### Work request
When a line in the entries below contains the word "JSON", copy that line.

### Given records

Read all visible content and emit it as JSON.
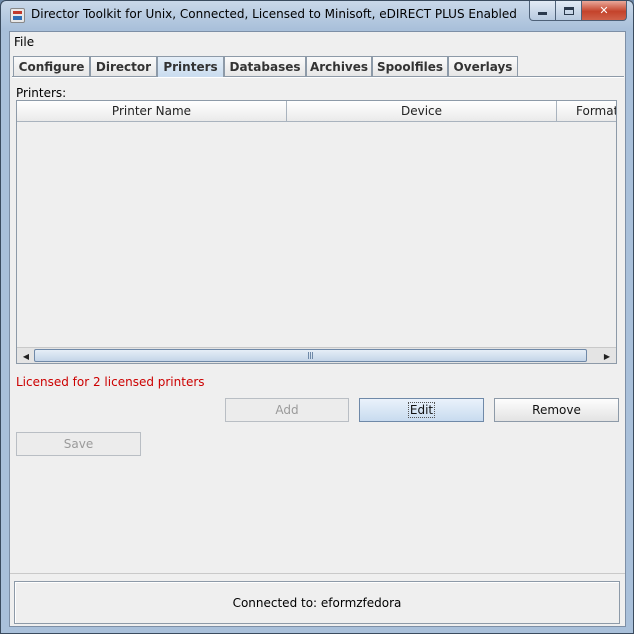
{
  "window": {
    "title": "Director Toolkit for Unix, Connected, Licensed to Minisoft, eDIRECT PLUS Enabled"
  },
  "menu": {
    "file": "File"
  },
  "tabs": [
    {
      "label": "Configure",
      "selected": false
    },
    {
      "label": "Director",
      "selected": false
    },
    {
      "label": "Printers",
      "selected": true
    },
    {
      "label": "Databases",
      "selected": false
    },
    {
      "label": "Archives",
      "selected": false
    },
    {
      "label": "Spoolfiles",
      "selected": false
    },
    {
      "label": "Overlays",
      "selected": false
    }
  ],
  "printers": {
    "label": "Printers:",
    "columns": [
      "Printer Name",
      "Device",
      "Format"
    ],
    "rows": [],
    "license_message": "Licensed for 2 licensed printers"
  },
  "buttons": {
    "add": "Add",
    "edit": "Edit",
    "remove": "Remove",
    "save": "Save"
  },
  "status": {
    "text": "Connected to: eformzfedora"
  },
  "colors": {
    "license_message": "#cc0000",
    "selected_tab": "#c9dcef",
    "title_bar": "#a9c0da"
  }
}
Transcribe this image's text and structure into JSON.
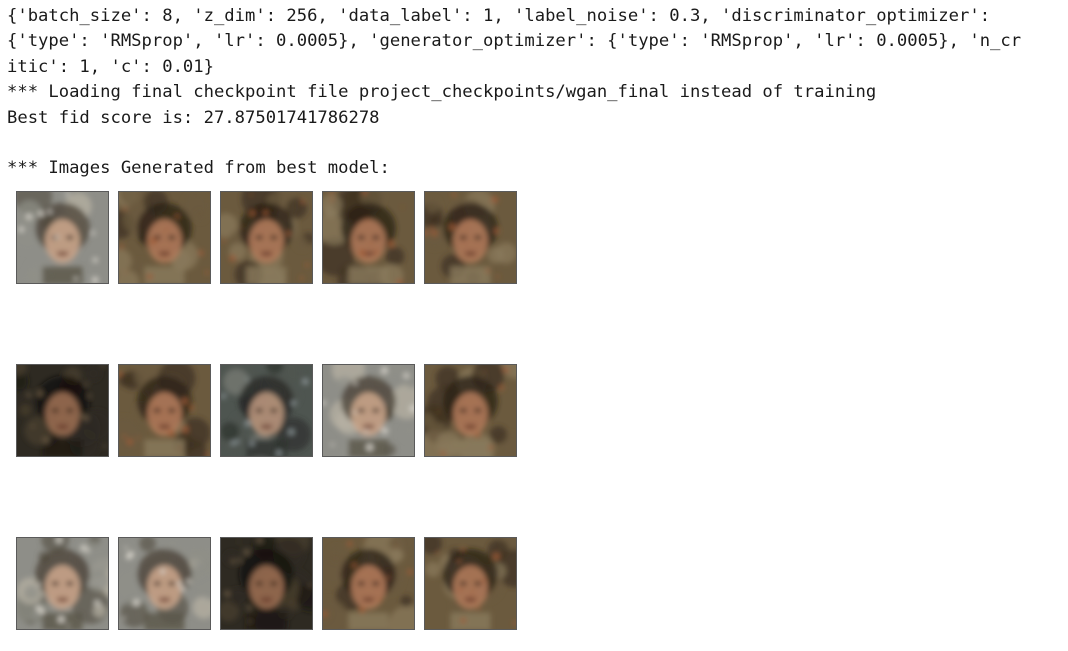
{
  "output": {
    "config_line_1": "{'batch_size': 8, 'z_dim': 256, 'data_label': 1, 'label_noise': 0.3, 'discriminator_optimizer':",
    "config_line_2": "{'type': 'RMSprop', 'lr': 0.0005}, 'generator_optimizer': {'type': 'RMSprop', 'lr': 0.0005}, 'n_cr",
    "config_line_3": "itic': 1, 'c': 0.01}",
    "loading_line": "*** Loading final checkpoint file project_checkpoints/wgan_final instead of training",
    "fid_line": "Best fid score is: 27.87501741786278",
    "images_heading": "*** Images Generated from best model:"
  },
  "images": {
    "rows": [
      {
        "tones": [
          "pale",
          "warm",
          "warm",
          "warm",
          "warm"
        ]
      },
      {
        "tones": [
          "dark",
          "warm",
          "cool",
          "pale",
          "warm"
        ]
      },
      {
        "tones": [
          "pale",
          "pale",
          "dark",
          "warm",
          "warm"
        ]
      }
    ]
  }
}
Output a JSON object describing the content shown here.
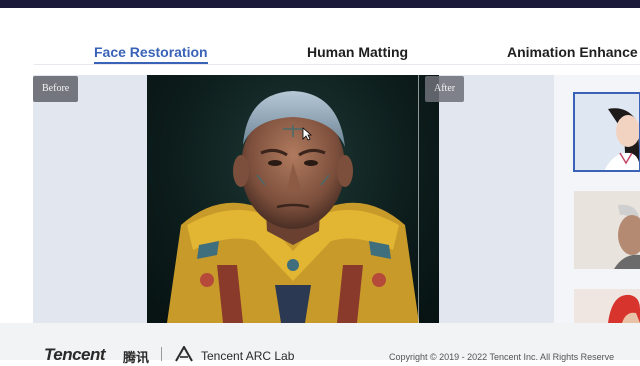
{
  "tabs": [
    {
      "label": "Face Restoration",
      "active": true
    },
    {
      "label": "Human Matting",
      "active": false
    },
    {
      "label": "Animation Enhance",
      "active": false
    }
  ],
  "comparison": {
    "before_label": "Before",
    "after_label": "After",
    "image": "elderly-man-tribal-portrait",
    "split_position_percent": 93
  },
  "thumbnails": [
    {
      "name": "thumb-young-woman",
      "selected": true
    },
    {
      "name": "thumb-elderly-man",
      "selected": false
    },
    {
      "name": "thumb-red-headwear",
      "selected": false
    }
  ],
  "footer": {
    "brand": "Tencent",
    "brand_cn": "腾讯",
    "lab": "Tencent ARC Lab",
    "copyright": "Copyright © 2019 - 2022 Tencent Inc. All Rights Reserve"
  },
  "colors": {
    "accent": "#3a63b8",
    "topbar": "#1b1a3a",
    "stage_bg": "#e1e6ef"
  }
}
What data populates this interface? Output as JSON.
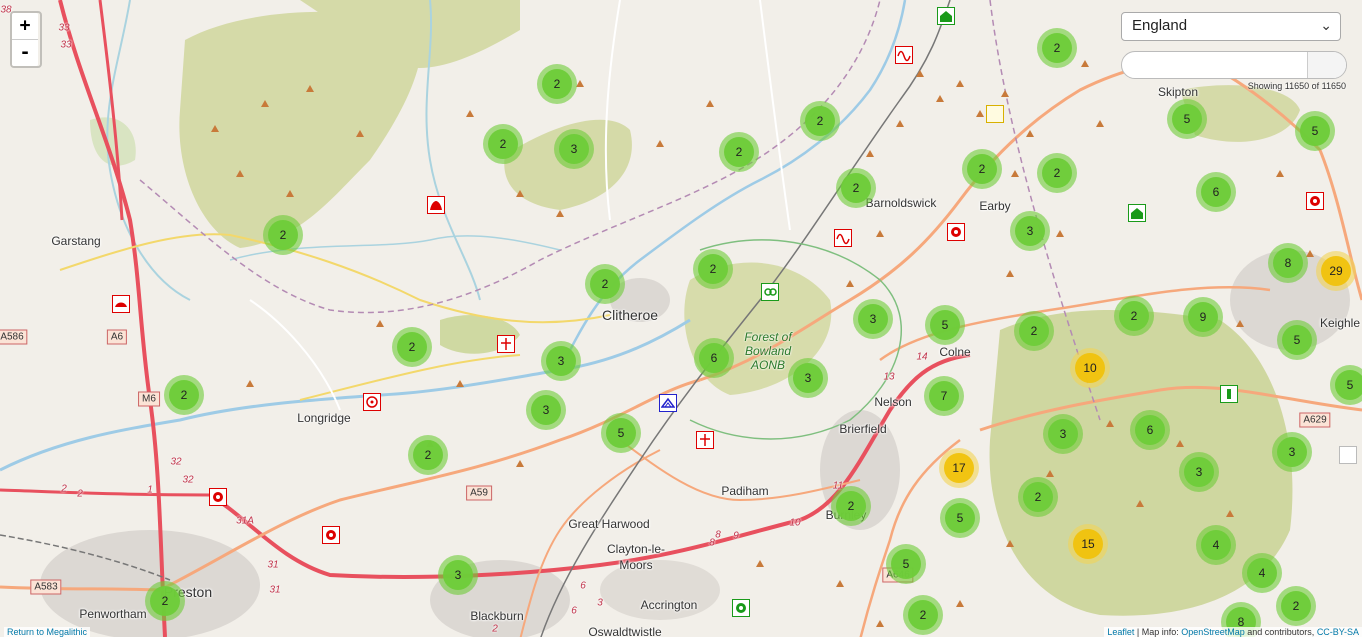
{
  "zoom": {
    "in_label": "+",
    "out_label": "-"
  },
  "region_select": {
    "selected": "England"
  },
  "showing_text": "Showing 11650 of 11650",
  "return_link": "Return to Megalithic",
  "attribution": {
    "leaflet": "Leaflet",
    "sep1": " | Map info: ",
    "osm": "OpenStreetMap",
    "sep2": " and contributors, ",
    "license": "CC-BY-SA"
  },
  "colors": {
    "cluster_small": "#6ecc39",
    "cluster_medium": "#f0c20c",
    "motorway": "#e8505e",
    "primary_road": "#f6a87c",
    "secondary_road": "#f3d86b",
    "river": "#9ecbe6",
    "national_park": "#c8d49a",
    "marker_border": "#dd0000",
    "peak": "#c87a3a"
  },
  "places": [
    {
      "id": "garstang",
      "label": "Garstang"
    },
    {
      "id": "clitheroe",
      "label": "Clitheroe"
    },
    {
      "id": "longridge",
      "label": "Longridge"
    },
    {
      "id": "barnoldswick",
      "label": "Barnoldswick"
    },
    {
      "id": "earby",
      "label": "Earby"
    },
    {
      "id": "skipton",
      "label": "Skipton"
    },
    {
      "id": "colne",
      "label": "Colne"
    },
    {
      "id": "nelson",
      "label": "Nelson"
    },
    {
      "id": "brierfield",
      "label": "Brierfield"
    },
    {
      "id": "padiham",
      "label": "Padiham"
    },
    {
      "id": "great-harwood",
      "label": "Great Harwood"
    },
    {
      "id": "clayton-le",
      "label": "Clayton-le-"
    },
    {
      "id": "moors",
      "label": "Moors"
    },
    {
      "id": "accrington",
      "label": "Accrington"
    },
    {
      "id": "blackburn",
      "label": "Blackburn"
    },
    {
      "id": "penwortham",
      "label": "Penwortham"
    },
    {
      "id": "preston",
      "label": "Preston"
    },
    {
      "id": "keighley",
      "label": "Keighle"
    },
    {
      "id": "burnley",
      "label": "Burnley"
    },
    {
      "id": "oswaldtwistle",
      "label": "Oswaldtwistle"
    }
  ],
  "aonb": {
    "line1": "Forest of",
    "line2": "Bowland",
    "line3": "AONB"
  },
  "road_labels": [
    "A586",
    "A6",
    "M6",
    "A59",
    "A583",
    "A629",
    "A646"
  ],
  "junctions": [
    "33",
    "33",
    "32",
    "32",
    "31A",
    "31",
    "31",
    "14",
    "13",
    "11",
    "10",
    "9",
    "8",
    "8",
    "6",
    "6",
    "2",
    "2",
    "1",
    "2",
    "3",
    "38"
  ],
  "clusters": [
    "2",
    "2",
    "3",
    "2",
    "2",
    "2",
    "2",
    "2",
    "2",
    "2",
    "2",
    "2",
    "3",
    "2",
    "3",
    "2",
    "6",
    "3",
    "5",
    "2",
    "5",
    "2",
    "9",
    "29",
    "5",
    "8",
    "5",
    "6",
    "5",
    "10",
    "7",
    "3",
    "6",
    "2",
    "3",
    "3",
    "2",
    "17",
    "3",
    "5",
    "2",
    "5",
    "5",
    "15",
    "4",
    "4",
    "3",
    "2",
    "2",
    "3",
    "8",
    "2"
  ]
}
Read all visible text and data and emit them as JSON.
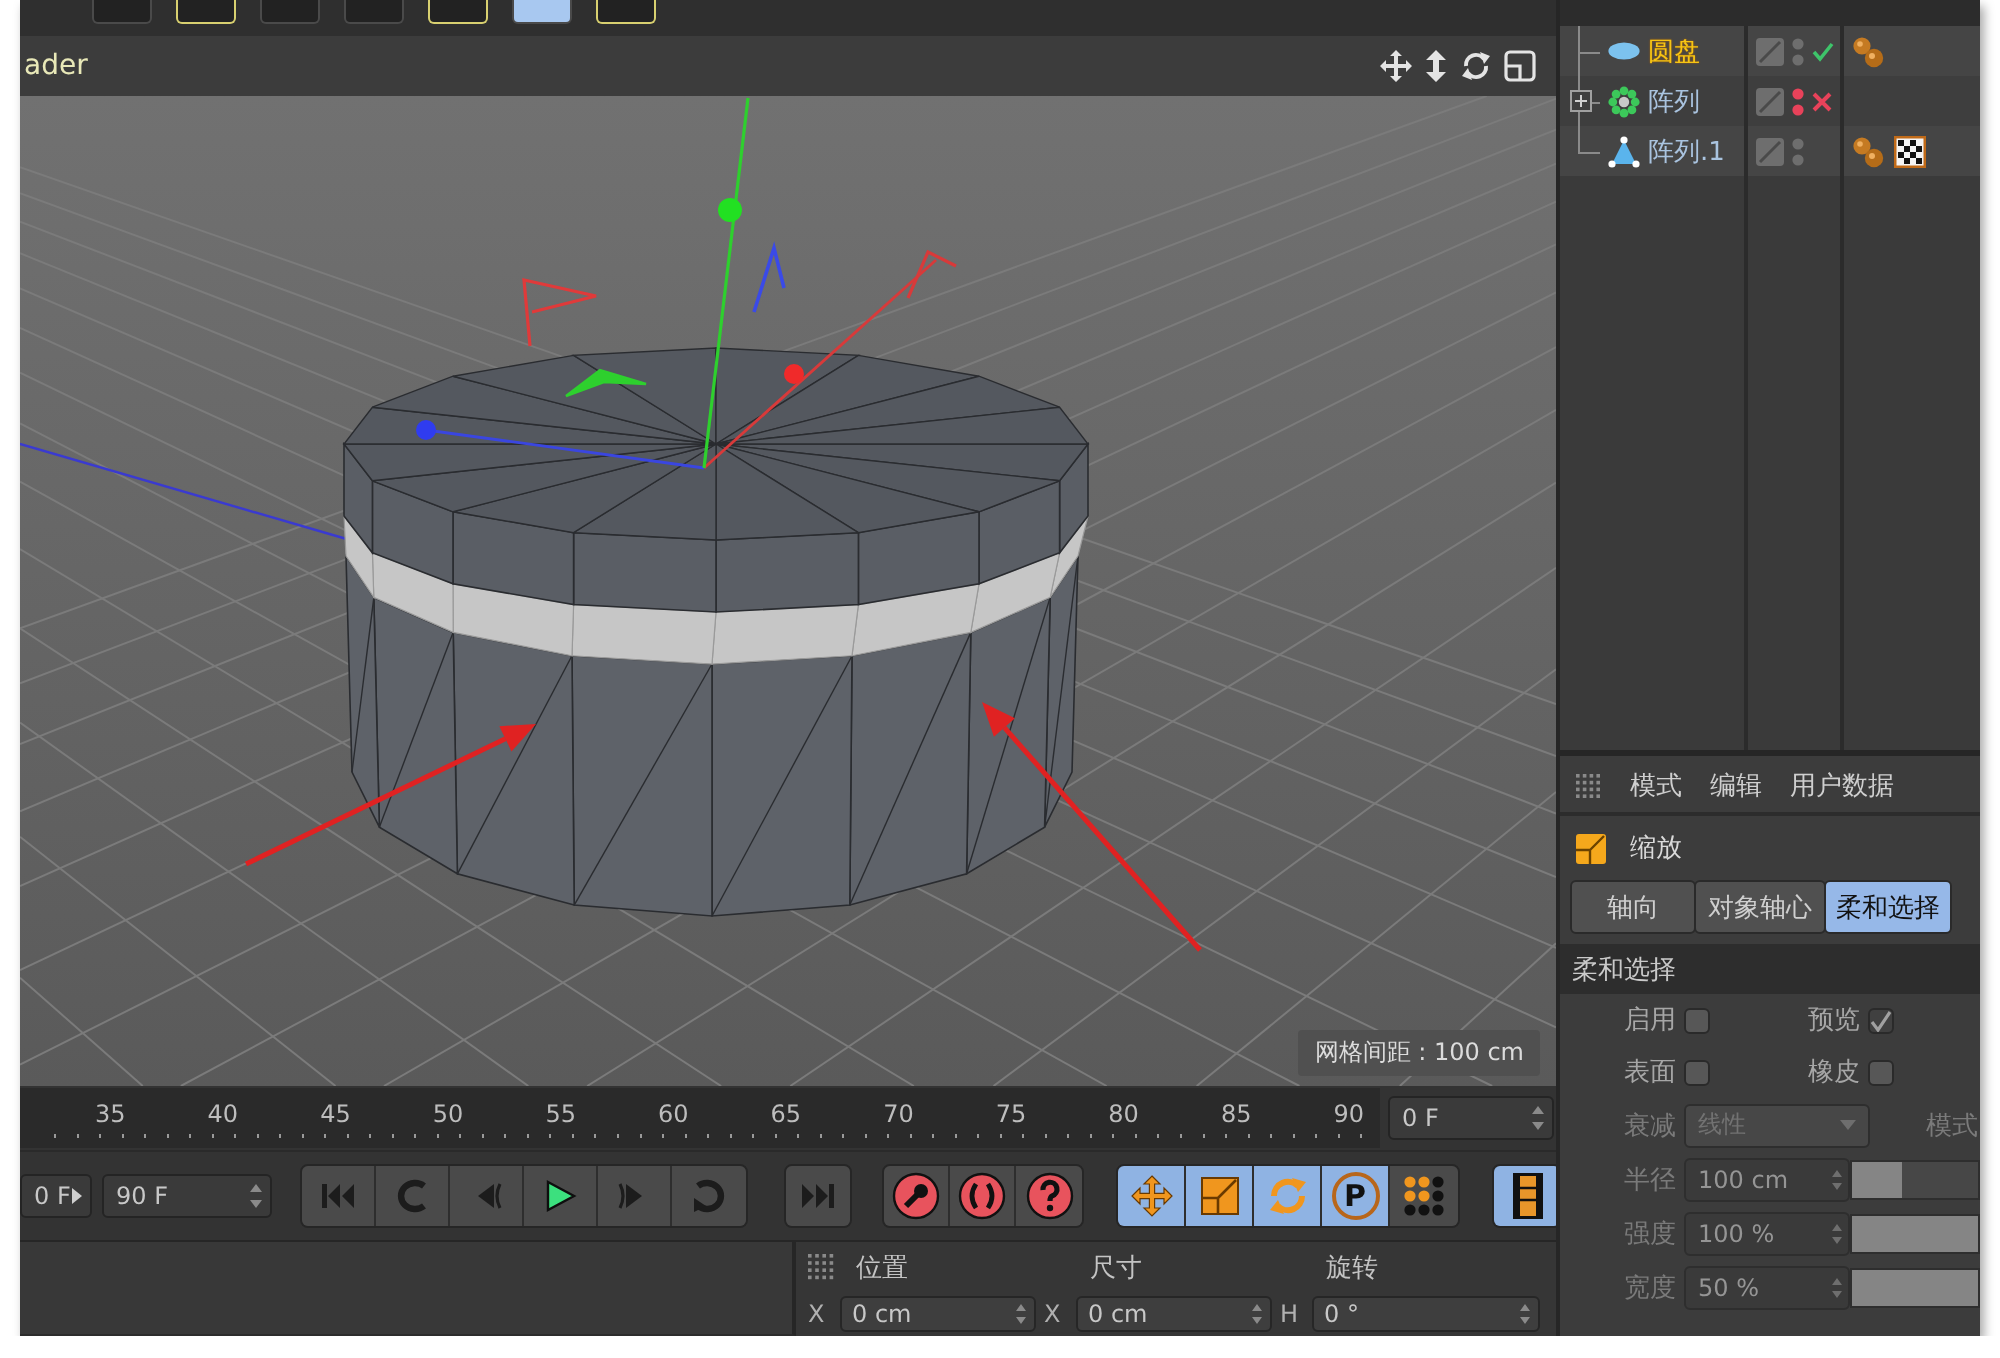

### Answer to this task
Read all visible content and emit it as JSON.
Transcribe this image's text and structure into JSON.
Output a JSON object describing the content shown here.
What data populates this interface? Output as JSON.
Read all visible text and data and emit them as JSON.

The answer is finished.